■ What is needed
Collect each line of the entries that holds the string "circle".

☆ ☆ ☆

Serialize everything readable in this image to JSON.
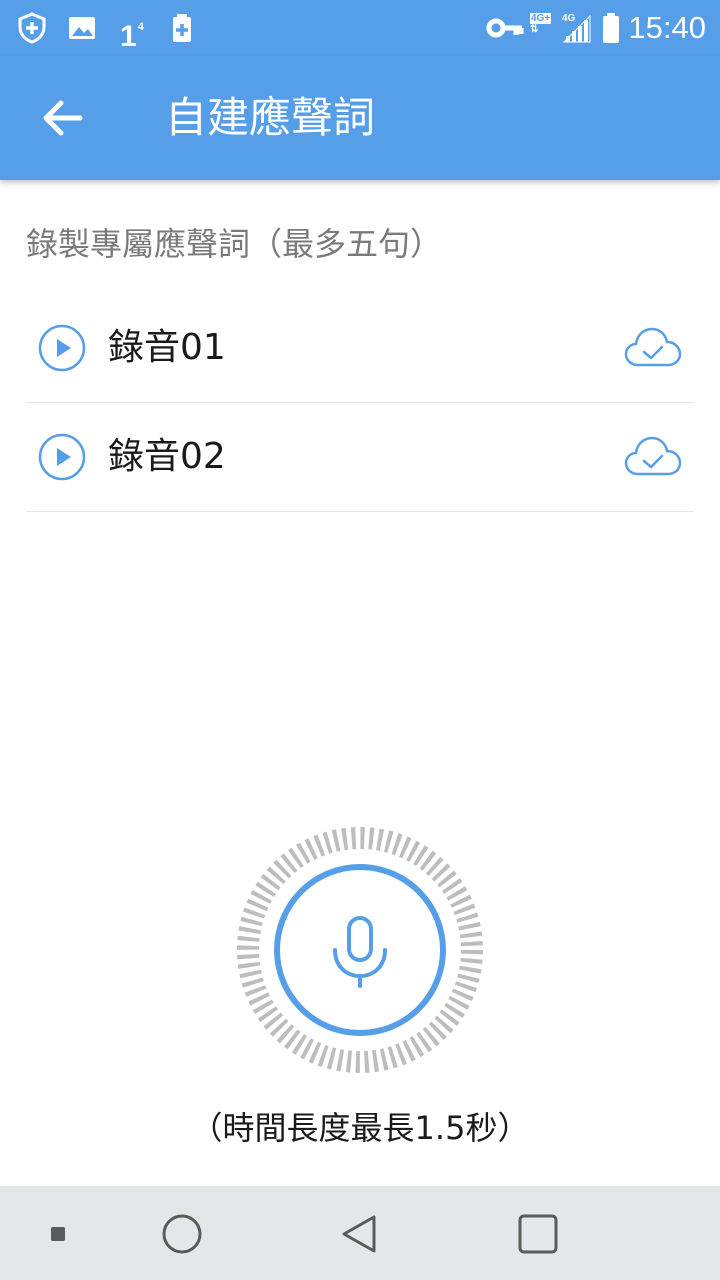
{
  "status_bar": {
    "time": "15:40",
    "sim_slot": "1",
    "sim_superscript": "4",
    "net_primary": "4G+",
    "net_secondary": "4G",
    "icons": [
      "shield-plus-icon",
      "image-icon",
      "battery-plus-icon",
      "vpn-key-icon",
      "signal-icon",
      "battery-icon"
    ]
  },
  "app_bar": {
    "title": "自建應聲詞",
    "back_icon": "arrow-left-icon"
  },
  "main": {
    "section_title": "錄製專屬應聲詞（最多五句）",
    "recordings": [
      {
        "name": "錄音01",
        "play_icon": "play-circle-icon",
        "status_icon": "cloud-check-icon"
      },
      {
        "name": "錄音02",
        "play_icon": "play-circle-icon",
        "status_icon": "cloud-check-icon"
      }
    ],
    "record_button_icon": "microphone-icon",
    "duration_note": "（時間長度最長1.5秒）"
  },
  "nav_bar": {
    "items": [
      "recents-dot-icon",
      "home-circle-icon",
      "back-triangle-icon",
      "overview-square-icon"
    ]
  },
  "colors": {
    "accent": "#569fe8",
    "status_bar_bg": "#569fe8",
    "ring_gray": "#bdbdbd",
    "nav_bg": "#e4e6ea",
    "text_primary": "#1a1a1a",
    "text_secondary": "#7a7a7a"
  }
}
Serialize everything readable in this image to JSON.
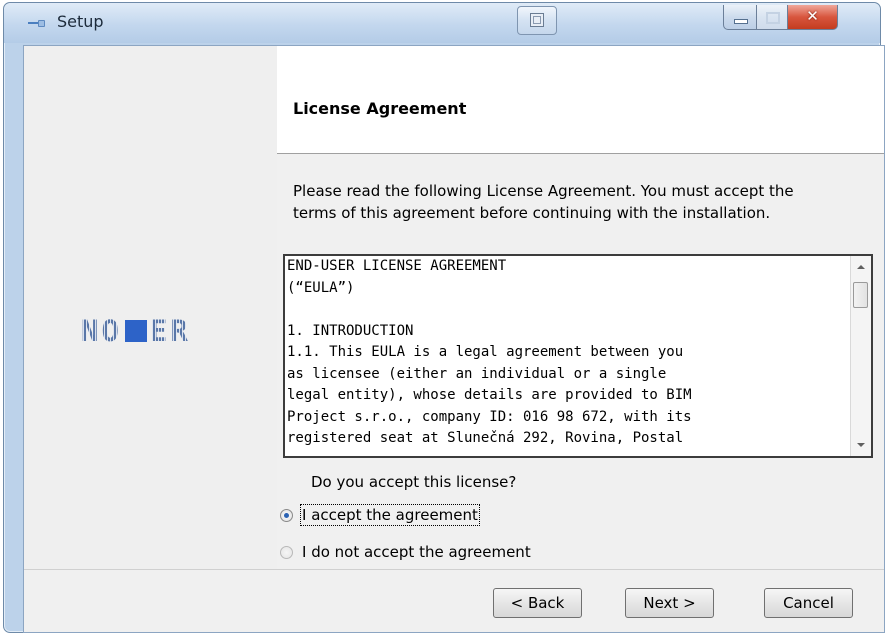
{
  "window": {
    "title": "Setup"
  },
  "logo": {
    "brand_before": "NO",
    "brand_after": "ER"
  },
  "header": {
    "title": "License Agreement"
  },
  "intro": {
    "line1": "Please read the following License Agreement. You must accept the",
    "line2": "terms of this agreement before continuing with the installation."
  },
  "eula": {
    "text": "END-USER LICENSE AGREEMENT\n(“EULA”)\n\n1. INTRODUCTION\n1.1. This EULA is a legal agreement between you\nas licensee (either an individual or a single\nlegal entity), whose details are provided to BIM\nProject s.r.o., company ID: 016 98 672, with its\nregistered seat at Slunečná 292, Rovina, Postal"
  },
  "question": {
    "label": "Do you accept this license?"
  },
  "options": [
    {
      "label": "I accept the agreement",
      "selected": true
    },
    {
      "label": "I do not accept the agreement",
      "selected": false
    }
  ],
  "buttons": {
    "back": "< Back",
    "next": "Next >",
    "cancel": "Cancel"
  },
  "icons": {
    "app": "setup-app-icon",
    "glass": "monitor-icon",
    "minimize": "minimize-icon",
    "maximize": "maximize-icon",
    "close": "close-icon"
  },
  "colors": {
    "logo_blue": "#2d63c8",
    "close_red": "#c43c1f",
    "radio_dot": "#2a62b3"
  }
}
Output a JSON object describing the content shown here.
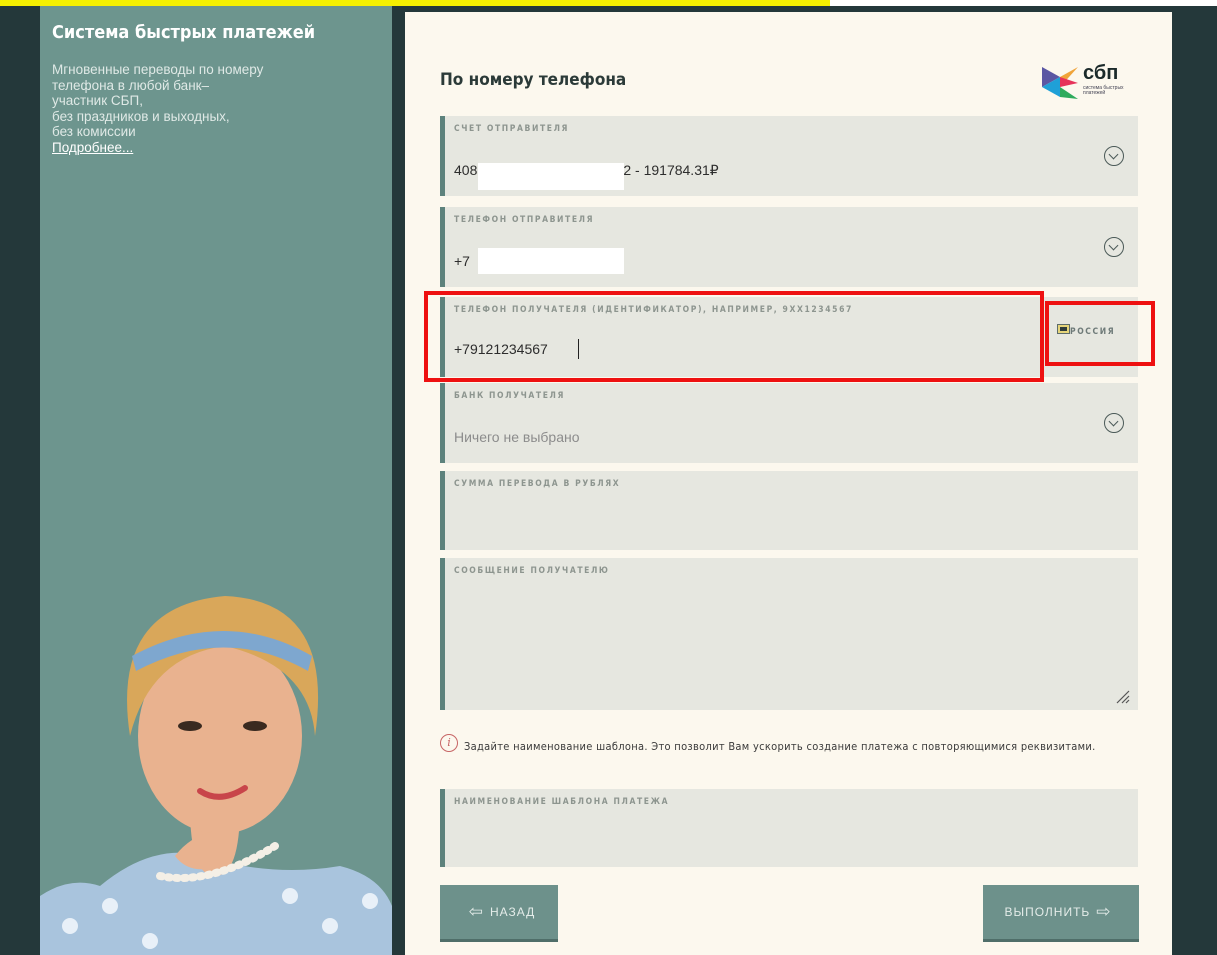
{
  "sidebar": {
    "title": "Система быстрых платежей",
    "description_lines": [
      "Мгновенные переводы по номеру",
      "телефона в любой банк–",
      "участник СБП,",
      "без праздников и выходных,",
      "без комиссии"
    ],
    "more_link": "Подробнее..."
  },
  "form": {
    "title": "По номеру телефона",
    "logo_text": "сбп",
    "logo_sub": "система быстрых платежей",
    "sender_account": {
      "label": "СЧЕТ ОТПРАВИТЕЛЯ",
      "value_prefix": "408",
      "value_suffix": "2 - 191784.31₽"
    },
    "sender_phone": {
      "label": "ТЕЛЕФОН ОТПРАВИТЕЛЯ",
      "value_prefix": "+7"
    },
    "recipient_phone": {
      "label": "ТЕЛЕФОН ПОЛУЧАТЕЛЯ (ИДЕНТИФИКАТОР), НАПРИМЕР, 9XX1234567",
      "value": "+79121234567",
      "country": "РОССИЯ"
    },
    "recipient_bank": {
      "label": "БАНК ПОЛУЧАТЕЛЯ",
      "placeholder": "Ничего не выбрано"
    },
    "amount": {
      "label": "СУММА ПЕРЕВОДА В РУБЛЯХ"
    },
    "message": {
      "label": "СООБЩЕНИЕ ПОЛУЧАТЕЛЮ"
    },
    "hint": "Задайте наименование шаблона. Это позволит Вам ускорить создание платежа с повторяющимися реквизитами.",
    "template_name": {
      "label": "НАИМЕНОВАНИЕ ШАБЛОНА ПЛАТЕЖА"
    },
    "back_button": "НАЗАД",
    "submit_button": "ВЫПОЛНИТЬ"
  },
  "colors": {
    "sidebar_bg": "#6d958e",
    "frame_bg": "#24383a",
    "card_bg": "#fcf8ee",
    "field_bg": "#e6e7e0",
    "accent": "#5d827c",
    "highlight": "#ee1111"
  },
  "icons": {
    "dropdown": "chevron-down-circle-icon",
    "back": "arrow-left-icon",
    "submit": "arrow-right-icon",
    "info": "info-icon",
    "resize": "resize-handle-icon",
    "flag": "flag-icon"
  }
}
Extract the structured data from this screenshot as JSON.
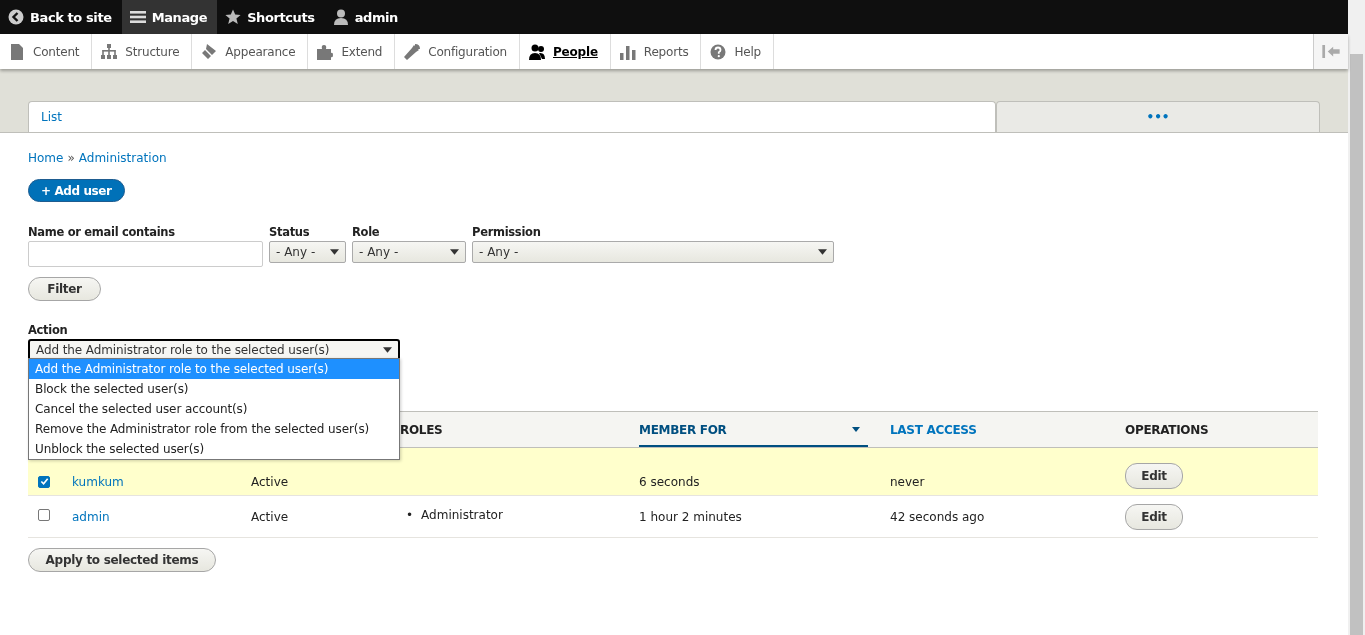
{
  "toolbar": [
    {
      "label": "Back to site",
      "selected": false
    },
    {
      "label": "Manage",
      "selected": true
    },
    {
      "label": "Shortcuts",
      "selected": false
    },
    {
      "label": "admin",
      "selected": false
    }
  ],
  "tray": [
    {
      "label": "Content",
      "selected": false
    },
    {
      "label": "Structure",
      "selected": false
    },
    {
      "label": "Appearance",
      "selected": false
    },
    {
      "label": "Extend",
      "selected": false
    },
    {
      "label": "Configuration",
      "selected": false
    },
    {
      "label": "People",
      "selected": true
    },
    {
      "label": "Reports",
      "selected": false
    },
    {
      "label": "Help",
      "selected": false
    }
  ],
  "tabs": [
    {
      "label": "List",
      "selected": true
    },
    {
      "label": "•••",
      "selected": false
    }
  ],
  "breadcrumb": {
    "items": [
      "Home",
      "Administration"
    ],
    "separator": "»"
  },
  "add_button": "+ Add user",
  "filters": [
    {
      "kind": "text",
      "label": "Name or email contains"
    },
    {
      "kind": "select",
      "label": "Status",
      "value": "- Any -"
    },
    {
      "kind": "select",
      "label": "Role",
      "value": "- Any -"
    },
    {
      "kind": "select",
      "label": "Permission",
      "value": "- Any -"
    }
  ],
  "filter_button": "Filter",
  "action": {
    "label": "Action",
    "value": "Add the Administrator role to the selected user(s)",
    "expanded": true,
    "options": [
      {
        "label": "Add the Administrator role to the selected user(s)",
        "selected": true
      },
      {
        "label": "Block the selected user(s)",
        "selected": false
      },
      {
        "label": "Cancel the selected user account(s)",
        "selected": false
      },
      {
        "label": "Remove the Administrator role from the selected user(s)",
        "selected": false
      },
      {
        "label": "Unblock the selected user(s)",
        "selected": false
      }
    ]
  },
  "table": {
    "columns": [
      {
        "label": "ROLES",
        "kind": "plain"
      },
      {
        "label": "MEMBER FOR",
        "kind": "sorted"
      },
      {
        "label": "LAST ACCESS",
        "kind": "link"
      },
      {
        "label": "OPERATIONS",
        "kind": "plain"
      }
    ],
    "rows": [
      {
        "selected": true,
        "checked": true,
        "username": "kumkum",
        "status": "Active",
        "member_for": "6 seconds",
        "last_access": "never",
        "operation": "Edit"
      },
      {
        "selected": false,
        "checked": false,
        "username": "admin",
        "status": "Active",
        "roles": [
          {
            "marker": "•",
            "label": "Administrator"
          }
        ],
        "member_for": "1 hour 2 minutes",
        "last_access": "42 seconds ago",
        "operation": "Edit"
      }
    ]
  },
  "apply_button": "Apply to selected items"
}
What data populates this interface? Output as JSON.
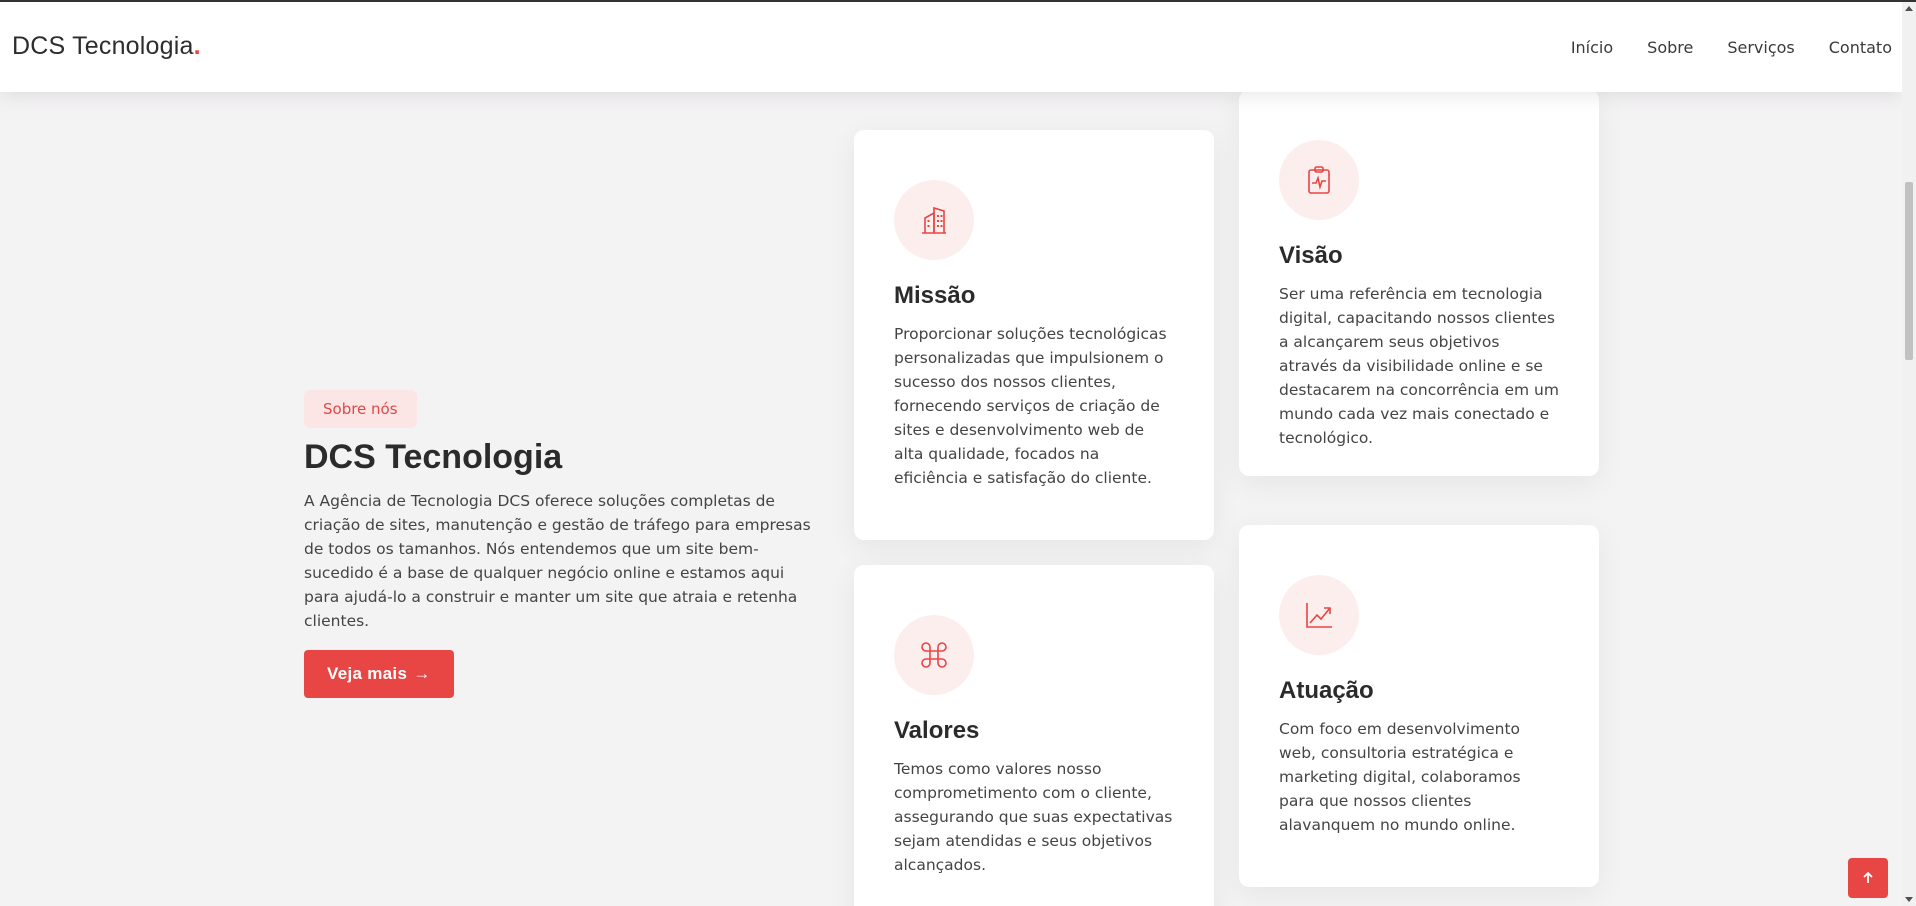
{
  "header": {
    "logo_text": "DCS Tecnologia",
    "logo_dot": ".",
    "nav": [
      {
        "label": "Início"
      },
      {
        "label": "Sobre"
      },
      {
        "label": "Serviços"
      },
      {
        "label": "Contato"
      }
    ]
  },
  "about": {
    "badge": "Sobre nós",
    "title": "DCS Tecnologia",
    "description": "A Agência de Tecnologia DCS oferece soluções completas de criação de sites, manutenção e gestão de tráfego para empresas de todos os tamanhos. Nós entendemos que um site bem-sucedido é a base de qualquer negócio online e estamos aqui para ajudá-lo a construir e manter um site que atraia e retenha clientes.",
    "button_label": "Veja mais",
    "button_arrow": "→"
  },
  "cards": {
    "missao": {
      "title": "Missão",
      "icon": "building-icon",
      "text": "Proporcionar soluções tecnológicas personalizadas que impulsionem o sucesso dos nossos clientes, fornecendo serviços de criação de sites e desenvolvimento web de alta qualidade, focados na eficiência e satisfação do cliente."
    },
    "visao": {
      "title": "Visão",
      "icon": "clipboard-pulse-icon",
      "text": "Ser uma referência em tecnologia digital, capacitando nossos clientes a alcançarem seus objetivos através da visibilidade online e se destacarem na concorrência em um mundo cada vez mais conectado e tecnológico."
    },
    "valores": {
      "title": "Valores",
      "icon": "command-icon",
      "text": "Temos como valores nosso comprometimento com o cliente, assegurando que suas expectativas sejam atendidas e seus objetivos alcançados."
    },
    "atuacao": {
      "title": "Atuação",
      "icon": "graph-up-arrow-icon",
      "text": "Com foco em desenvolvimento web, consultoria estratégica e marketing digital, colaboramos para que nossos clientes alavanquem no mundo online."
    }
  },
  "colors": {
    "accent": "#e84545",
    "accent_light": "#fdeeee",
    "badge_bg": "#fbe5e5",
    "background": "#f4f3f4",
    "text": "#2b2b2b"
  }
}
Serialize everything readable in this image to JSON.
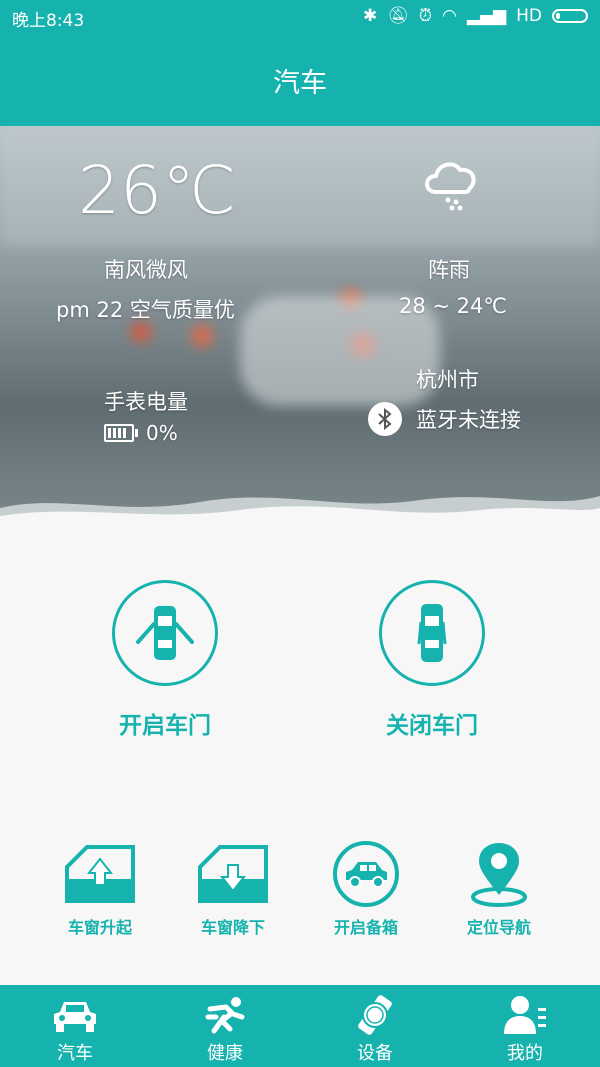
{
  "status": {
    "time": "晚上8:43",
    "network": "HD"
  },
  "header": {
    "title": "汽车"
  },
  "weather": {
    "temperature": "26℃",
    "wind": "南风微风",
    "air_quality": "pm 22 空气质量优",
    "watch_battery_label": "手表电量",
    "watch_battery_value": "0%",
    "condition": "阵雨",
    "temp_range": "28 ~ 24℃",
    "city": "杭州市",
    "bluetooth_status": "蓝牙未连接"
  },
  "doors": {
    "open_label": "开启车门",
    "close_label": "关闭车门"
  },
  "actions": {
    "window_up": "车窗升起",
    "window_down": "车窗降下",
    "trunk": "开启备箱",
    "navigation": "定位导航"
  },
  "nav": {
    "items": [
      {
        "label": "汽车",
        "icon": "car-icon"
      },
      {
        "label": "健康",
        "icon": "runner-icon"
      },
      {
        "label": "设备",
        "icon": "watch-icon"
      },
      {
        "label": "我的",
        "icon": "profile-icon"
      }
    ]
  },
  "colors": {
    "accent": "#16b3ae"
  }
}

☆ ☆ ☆

■ Answer
        "play_icon": "play-circle-icon",
        "play_icon": "play-circle-icon",
      "home-circle-icon",
    "dropdown": "chevron-down-circle-icon",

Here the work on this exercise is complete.